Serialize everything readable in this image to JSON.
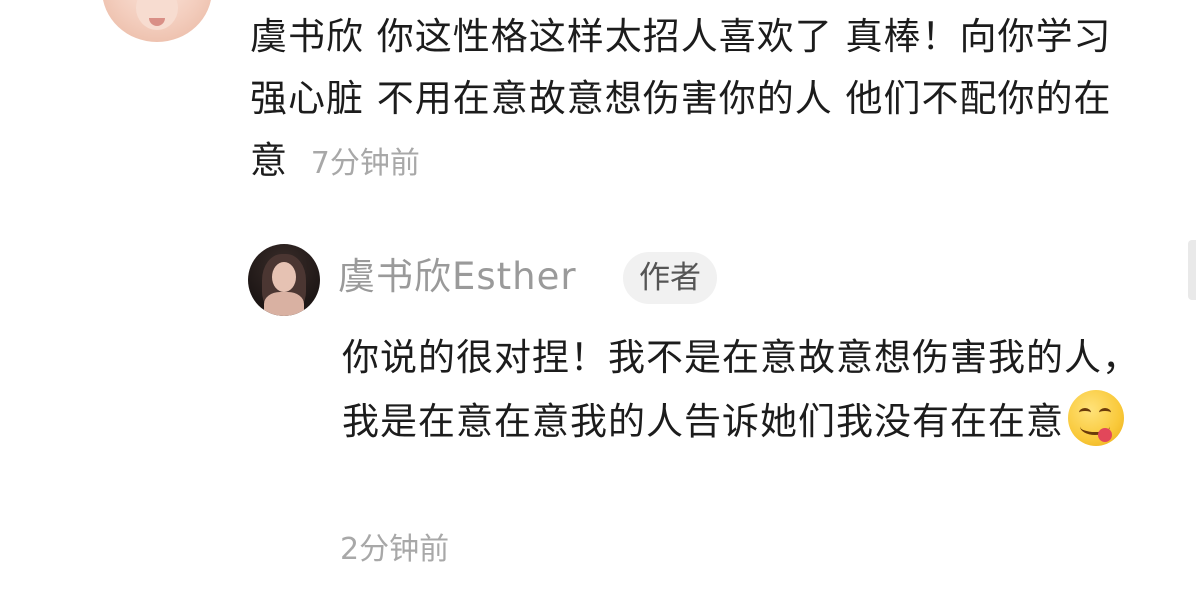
{
  "comment": {
    "author": "虞书欣",
    "text": "你这性格这样太招人喜欢了 真棒！向你学习强心脏 不用在意故意想伤害你的人 他们不配你的在意",
    "time": "7分钟前"
  },
  "reply": {
    "author": "虞书欣Esther",
    "badge": "作者",
    "text": "你说的很对捏！我不是在意故意想伤害我的人，我是在意在意我的人告诉她们我没有在在意",
    "emoji": "yum-face-icon",
    "time": "2分钟前"
  }
}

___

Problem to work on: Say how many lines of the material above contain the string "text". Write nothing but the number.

Finished exercise: 2